── Extracted records

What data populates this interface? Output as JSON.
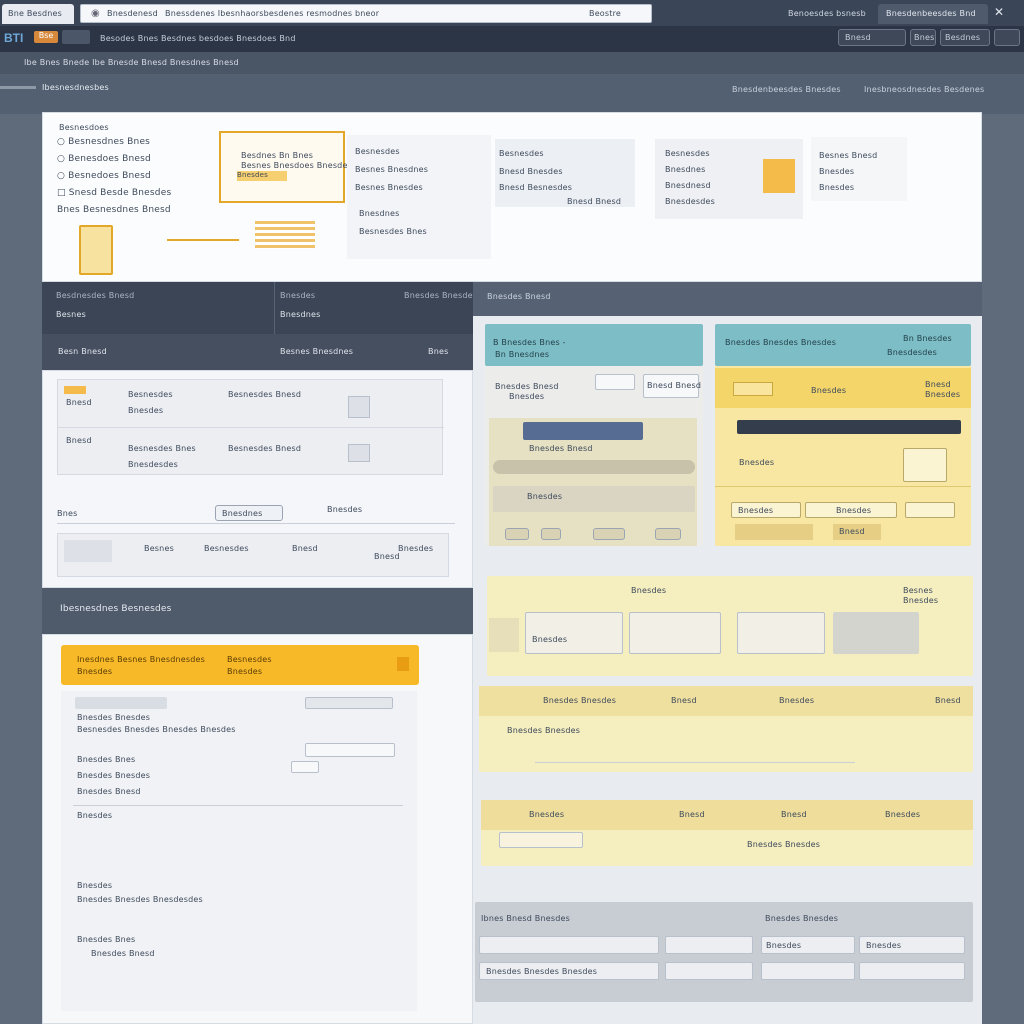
{
  "browser": {
    "tab1": "Bne Besdnes",
    "tab2": "Bnesdenesd",
    "address": "Bnessdenes Ibesnhaorsbesdenes resmodnes bneor",
    "address_btn": "Beostre",
    "right_tab": "Benoesdes bsnesb",
    "right_tab2": "Bnesdenbeesdes Bnd"
  },
  "menu": {
    "logo": "BTI",
    "badge": "Bse",
    "items": "Besodes Bnes Besdnes besdoes Bnesdoes Bnd",
    "right_btn1": "Bnesd",
    "right_btn2": "Bnes",
    "right_btn3": "Besdnes"
  },
  "subbar": {
    "text": "Ibe Bnes Bnede Ibe Bnesde Bnesd Bnesdnes Bnesd"
  },
  "pagebar": {
    "title": "Ibesnesdnesbes",
    "right1": "Bnesdenbeesdes Bnesdes",
    "right2": "Inesbneosdnesdes Besdenes"
  },
  "hero": {
    "list_title": "Besnesdoes",
    "list": [
      "Besnesdnes Bnes",
      "Benesdoes Bnesd",
      "Besnedoes Bnesd",
      "Snesd Besde Bnesdes",
      "Bnes Besnesdnes Bnesd"
    ],
    "callout": [
      "Besdnes Bn Bnes",
      "Besnes Bnesdoes Bnesdes",
      "Bnesdes"
    ],
    "cols": [
      {
        "h": "Besnesdes",
        "rows": [
          "Besnes Bnesdnes",
          "Besnes Bnesdes",
          "Bnesdnes",
          "Besnesdes Bnes"
        ]
      },
      {
        "h": "Besnesdes",
        "rows": [
          "Bnesd Bnesdes",
          "Bnesd Besnesdes",
          "Bnesd Bnesd"
        ]
      },
      {
        "h": "Besnesdes",
        "rows": [
          "Bnesdnes",
          "Bnesdnesd",
          "Bnesdesdes"
        ]
      },
      {
        "h": "Besnes Bnesd",
        "rows": [
          "Bnesdes",
          "Bnesdes"
        ]
      }
    ]
  },
  "left": {
    "table_head": [
      "Besdnesdes Bnesd",
      "Bnesdes",
      "Bnesdes Bnesdes"
    ],
    "table_row1": [
      "Besnes",
      "Bnesdnes"
    ],
    "table_row2": [
      "Besn Bnesd",
      "Besnes Bnesdnes",
      "Bnes"
    ],
    "list_rows": [
      [
        "Bnesd",
        "Besnesdes",
        "Bnesdes"
      ],
      [
        "Bnesd",
        "Besnesdes Bnesd",
        "Bnesdes"
      ],
      [
        "Bnesd",
        "Besnesdes Bnes",
        "Bnesdesdes"
      ],
      [
        "Bnesd",
        "Besnesdes Bnesd",
        "Bnesdes"
      ]
    ],
    "pager_label": "Bnes",
    "pager_btn": "Bnesdnes",
    "pager_right": "Bnesdes",
    "summary": [
      "Besnes",
      "Bnesd",
      "Besnesdes",
      "Bnesd",
      "Bnesdes"
    ],
    "section_title": "Ibesnesdnes Besnesdes",
    "alert_title": "Inesdnes Besnes Bnesdnesdes",
    "alert_sub": "Bnesdes",
    "alert_right": "Besnesdes",
    "alert_right2": "Bnesdes",
    "form_rows": [
      "Bnesdes Bnesdes",
      "Besnesdes Bnesdes Bnesdes Bnesdes",
      "Bnesdes Bnes",
      "Bnesdes Bnesdes",
      "Bnesdes Bnesd",
      "Bnesdes",
      "Bnesdes",
      "Bnesdes Bnesdes Bnesdesdes",
      "Bnesdes Bnes",
      "Bnesdes Bnesd"
    ]
  },
  "right": {
    "header": "Bnesdes Bnesd",
    "teal1_title": "B Bnesdes Bnes -",
    "teal1_sub": "Bn Bnesdnes",
    "teal2_title": "Bnesdes Bnesdes Bnesdes",
    "teal2_right": "Bn Bnesdes",
    "teal2_right2": "Bnesdesdes",
    "card1": [
      "Bnesdes Bnesd",
      "Bnesdes",
      "Bnesd Bnesd",
      "Bnesdes Bnesd",
      "Bnesdes"
    ],
    "card2": [
      "Bnesdes",
      "Bnesd",
      "Bnesdes",
      "Bnesdes",
      "Bnesdes",
      "Bnesdes"
    ],
    "card2_btns": [
      "Bnesdes",
      "Bnesdes",
      "Bnesd"
    ],
    "strip1": [
      "Bnesdes",
      "Besnes",
      "Bnesdes",
      "Bnesdes"
    ],
    "strip2": [
      "Bnesdes Bnesdes",
      "Bnesd",
      "Bnesdes",
      "Bnesd",
      "Bnesdes Bnesdes"
    ],
    "strip3": [
      "Bnesdes",
      "Bnesd",
      "Bnesd",
      "Bnesdes Bnesdes"
    ],
    "footer_left": "Ibnes Bnesd Bnesdes",
    "footer_right": "Bnesdes Bnesdes",
    "footer_fields": [
      "Bnesdes Bnesdes",
      "Bnesdes",
      "Bnesdes",
      "Bnesdes Bnesdes Bnesdes",
      "Bnesdes",
      "Bnesdes"
    ]
  }
}
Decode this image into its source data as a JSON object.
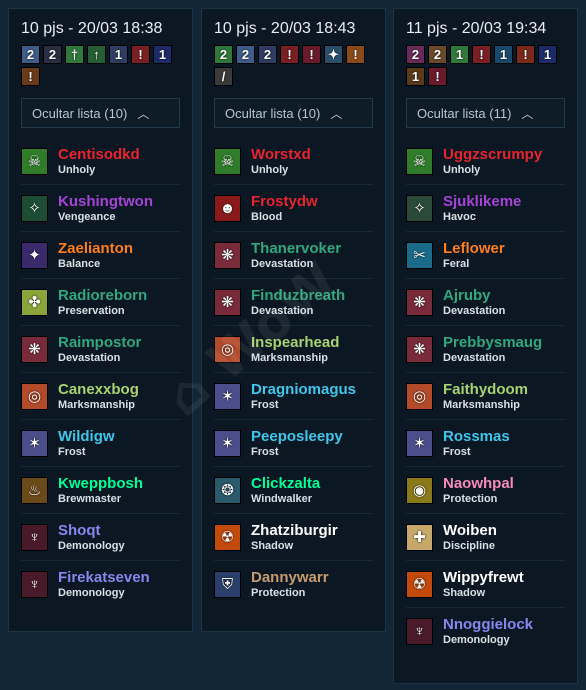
{
  "columns": [
    {
      "title": "10 pjs - 20/03 18:38",
      "toggle_label": "Ocultar lista (10)",
      "badges": [
        {
          "text": "2",
          "color": "#3f5d8a",
          "icon": "dk-rune-2"
        },
        {
          "text": "2",
          "color": "#2a2f45",
          "icon": "rune-2"
        },
        {
          "text": "†",
          "color": "#2f7a3a",
          "icon": "sword-icon"
        },
        {
          "text": "↑",
          "color": "#265e33",
          "icon": "green-arrow-icon"
        },
        {
          "text": "1",
          "color": "#2e3d63",
          "icon": "rune-1"
        },
        {
          "text": "!",
          "color": "#7a1f24",
          "icon": "red-mark-icon"
        },
        {
          "text": "1",
          "color": "#1c2c6b",
          "icon": "purple-rune-1"
        },
        {
          "text": "!",
          "color": "#6b3a1a",
          "icon": "orange-mark-icon"
        }
      ],
      "players": [
        {
          "name": "Centisodkd",
          "spec": "Unholy",
          "color": "#e8242f",
          "icon_bg": "#2f7d2a",
          "glyph": "☠",
          "icon": "unholy-icon"
        },
        {
          "name": "Kushingtwon",
          "spec": "Vengeance",
          "color": "#a544d6",
          "icon_bg": "#1d4e35",
          "glyph": "✧",
          "icon": "vengeance-icon"
        },
        {
          "name": "Zaelianton",
          "spec": "Balance",
          "color": "#ff7d1a",
          "icon_bg": "#3a2a6b",
          "glyph": "✦",
          "icon": "balance-icon"
        },
        {
          "name": "Radioreborn",
          "spec": "Preservation",
          "color": "#2fa87e",
          "icon_bg": "#8aa63a",
          "glyph": "✤",
          "icon": "preservation-icon"
        },
        {
          "name": "Raimpostor",
          "spec": "Devastation",
          "color": "#2fa87e",
          "icon_bg": "#7a2b3a",
          "glyph": "❋",
          "icon": "devastation-icon"
        },
        {
          "name": "Canexxbog",
          "spec": "Marksmanship",
          "color": "#a9d271",
          "icon_bg": "#b34a2a",
          "glyph": "◎",
          "icon": "marksmanship-icon"
        },
        {
          "name": "Wildigw",
          "spec": "Frost",
          "color": "#3fc6ea",
          "icon_bg": "#4a4f8c",
          "glyph": "✶",
          "icon": "frost-icon"
        },
        {
          "name": "Kweppbosh",
          "spec": "Brewmaster",
          "color": "#00ff96",
          "icon_bg": "#6b4a1a",
          "glyph": "♨",
          "icon": "brewmaster-icon"
        },
        {
          "name": "Shoqt",
          "spec": "Demonology",
          "color": "#8788ee",
          "icon_bg": "#4a1a2a",
          "glyph": "♆",
          "icon": "demonology-icon"
        },
        {
          "name": "Firekatseven",
          "spec": "Demonology",
          "color": "#8788ee",
          "icon_bg": "#4a1a2a",
          "glyph": "♆",
          "icon": "demonology-icon"
        }
      ]
    },
    {
      "title": "10 pjs - 20/03 18:43",
      "toggle_label": "Ocultar lista (10)",
      "badges": [
        {
          "text": "2",
          "color": "#2f7a3a",
          "icon": "green-rune-2"
        },
        {
          "text": "2",
          "color": "#3f5d8a",
          "icon": "dk-rune-2"
        },
        {
          "text": "2",
          "color": "#2e3d63",
          "icon": "rune-2"
        },
        {
          "text": "!",
          "color": "#7a1f24",
          "icon": "red-mark-icon"
        },
        {
          "text": "!",
          "color": "#6b1a2a",
          "icon": "red-mark-icon"
        },
        {
          "text": "✦",
          "color": "#2a4f6b",
          "icon": "ice-icon"
        },
        {
          "text": "!",
          "color": "#8a4a1a",
          "icon": "orange-mark-icon"
        },
        {
          "text": "/",
          "color": "#3a3a3a",
          "icon": "blade-icon"
        }
      ],
      "players": [
        {
          "name": "Worstxd",
          "spec": "Unholy",
          "color": "#e8242f",
          "icon_bg": "#2f7d2a",
          "glyph": "☠",
          "icon": "unholy-icon"
        },
        {
          "name": "Frostydw",
          "spec": "Blood",
          "color": "#e8242f",
          "icon_bg": "#8a1a1a",
          "glyph": "☻",
          "icon": "blood-icon"
        },
        {
          "name": "Thanervoker",
          "spec": "Devastation",
          "color": "#2fa87e",
          "icon_bg": "#7a2b3a",
          "glyph": "❋",
          "icon": "devastation-icon"
        },
        {
          "name": "Finduzbreath",
          "spec": "Devastation",
          "color": "#2fa87e",
          "icon_bg": "#7a2b3a",
          "glyph": "❋",
          "icon": "devastation-icon"
        },
        {
          "name": "Inspearhead",
          "spec": "Marksmanship",
          "color": "#a9d271",
          "icon_bg": "#b34a2a",
          "glyph": "◎",
          "icon": "marksmanship-icon"
        },
        {
          "name": "Dragniomagus",
          "spec": "Frost",
          "color": "#3fc6ea",
          "icon_bg": "#4a4f8c",
          "glyph": "✶",
          "icon": "frost-icon"
        },
        {
          "name": "Peeposleepy",
          "spec": "Frost",
          "color": "#3fc6ea",
          "icon_bg": "#4a4f8c",
          "glyph": "✶",
          "icon": "frost-icon"
        },
        {
          "name": "Clickzalta",
          "spec": "Windwalker",
          "color": "#00ff96",
          "icon_bg": "#2a5a6b",
          "glyph": "❂",
          "icon": "windwalker-icon"
        },
        {
          "name": "Zhatziburgir",
          "spec": "Shadow",
          "color": "#ffffff",
          "icon_bg": "#c24a0a",
          "glyph": "☢",
          "icon": "shadow-icon"
        },
        {
          "name": "Dannywarr",
          "spec": "Protection",
          "color": "#c69b6d",
          "icon_bg": "#2a3f6b",
          "glyph": "⛨",
          "icon": "protection-icon"
        }
      ]
    },
    {
      "title": "11 pjs - 20/03 19:34",
      "toggle_label": "Ocultar lista (11)",
      "badges": [
        {
          "text": "2",
          "color": "#6b2a5a",
          "icon": "purple-rune-2"
        },
        {
          "text": "2",
          "color": "#6b4a2a",
          "icon": "bronze-rune-2"
        },
        {
          "text": "1",
          "color": "#2f7a3a",
          "icon": "green-rune-1"
        },
        {
          "text": "!",
          "color": "#7a1f24",
          "icon": "red-mark-icon"
        },
        {
          "text": "1",
          "color": "#1a4a6b",
          "icon": "teal-rune-1"
        },
        {
          "text": "!",
          "color": "#7a2a1a",
          "icon": "red-mark-icon"
        },
        {
          "text": "1",
          "color": "#1c2c6b",
          "icon": "purple-rune-1"
        },
        {
          "text": "1",
          "color": "#5a3a1a",
          "icon": "gold-rune-1"
        },
        {
          "text": "!",
          "color": "#6b1a2a",
          "icon": "red-mark-icon"
        }
      ],
      "players": [
        {
          "name": "Uggzscrumpy",
          "spec": "Unholy",
          "color": "#e8242f",
          "icon_bg": "#2f7d2a",
          "glyph": "☠",
          "icon": "unholy-icon"
        },
        {
          "name": "Sjuklikeme",
          "spec": "Havoc",
          "color": "#a544d6",
          "icon_bg": "#2a4a3a",
          "glyph": "✧",
          "icon": "havoc-icon"
        },
        {
          "name": "Leflower",
          "spec": "Feral",
          "color": "#ff7d1a",
          "icon_bg": "#1a6b8a",
          "glyph": "✂",
          "icon": "feral-icon"
        },
        {
          "name": "Ajruby",
          "spec": "Devastation",
          "color": "#2fa87e",
          "icon_bg": "#7a2b3a",
          "glyph": "❋",
          "icon": "devastation-icon"
        },
        {
          "name": "Prebbysmaug",
          "spec": "Devastation",
          "color": "#2fa87e",
          "icon_bg": "#7a2b3a",
          "glyph": "❋",
          "icon": "devastation-icon"
        },
        {
          "name": "Faithydoom",
          "spec": "Marksmanship",
          "color": "#a9d271",
          "icon_bg": "#b34a2a",
          "glyph": "◎",
          "icon": "marksmanship-icon"
        },
        {
          "name": "Rossmas",
          "spec": "Frost",
          "color": "#3fc6ea",
          "icon_bg": "#4a4f8c",
          "glyph": "✶",
          "icon": "frost-icon"
        },
        {
          "name": "Naowhpal",
          "spec": "Protection",
          "color": "#f48cba",
          "icon_bg": "#8a7a1a",
          "glyph": "◉",
          "icon": "paladin-protection-icon"
        },
        {
          "name": "Woiben",
          "spec": "Discipline",
          "color": "#ffffff",
          "icon_bg": "#c8a86a",
          "glyph": "✚",
          "icon": "discipline-icon"
        },
        {
          "name": "Wippyfrewt",
          "spec": "Shadow",
          "color": "#ffffff",
          "icon_bg": "#c24a0a",
          "glyph": "☢",
          "icon": "shadow-icon"
        },
        {
          "name": "Nnoggielock",
          "spec": "Demonology",
          "color": "#8788ee",
          "icon_bg": "#4a1a2a",
          "glyph": "♆",
          "icon": "demonology-icon"
        }
      ]
    }
  ]
}
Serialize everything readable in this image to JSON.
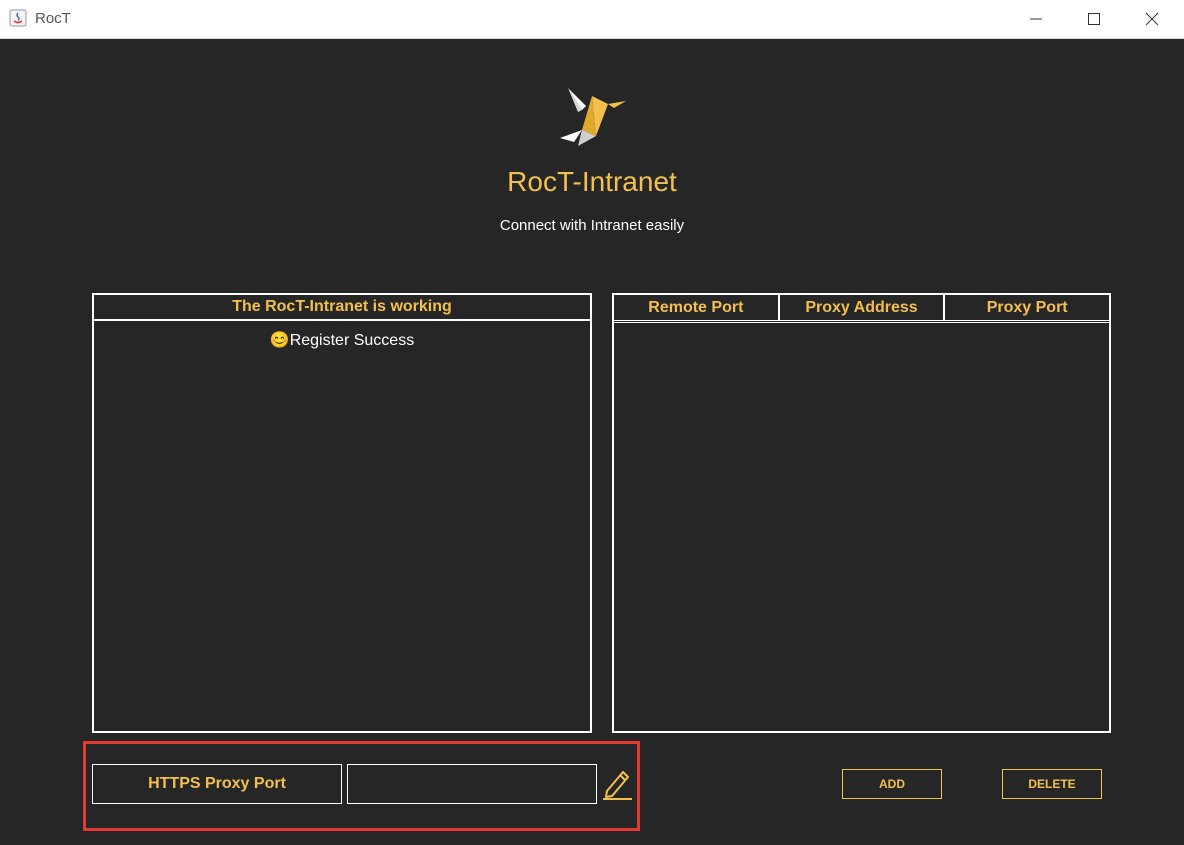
{
  "window": {
    "title": "RocT"
  },
  "header": {
    "app_name": "RocT-Intranet",
    "tagline": "Connect with Intranet easily"
  },
  "status_panel": {
    "title": "The RocT-Intranet is working",
    "log": [
      "😊Register Success"
    ]
  },
  "mapping_table": {
    "columns": [
      "Remote Port",
      "Proxy Address",
      "Proxy Port"
    ],
    "rows": []
  },
  "proxy_form": {
    "label": "HTTPS Proxy Port",
    "value": ""
  },
  "actions": {
    "add_label": "ADD",
    "delete_label": "DELETE"
  },
  "colors": {
    "accent": "#f3c04f",
    "background": "#262626",
    "highlight": "#e53935"
  }
}
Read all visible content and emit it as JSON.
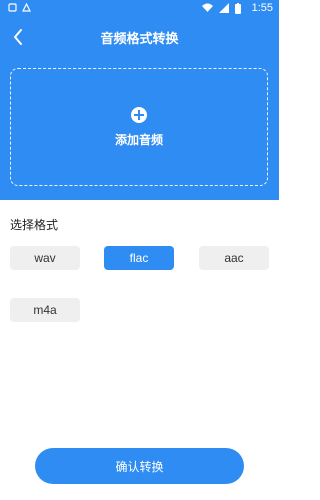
{
  "status_bar": {
    "time": "1:55"
  },
  "header": {
    "title": "音频格式转换"
  },
  "upload": {
    "label": "添加音频"
  },
  "formats": {
    "section_title": "选择格式",
    "options": [
      "wav",
      "flac",
      "aac",
      "m4a"
    ],
    "selected": "flac"
  },
  "actions": {
    "confirm_label": "确认转换"
  },
  "colors": {
    "accent": "#2f8cf2",
    "chip_bg": "#efefef"
  },
  "icons": {
    "back": "chevron-left-icon",
    "add": "plus-circle-icon",
    "status_left": [
      "notification-icon",
      "app-icon"
    ],
    "status_right": [
      "wifi-icon",
      "signal-icon",
      "battery-icon"
    ]
  }
}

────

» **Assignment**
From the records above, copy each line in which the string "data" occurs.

» **Solved exercise**
What data populates this interface? Output as JSON.
Decode this image into its source data as a JSON object.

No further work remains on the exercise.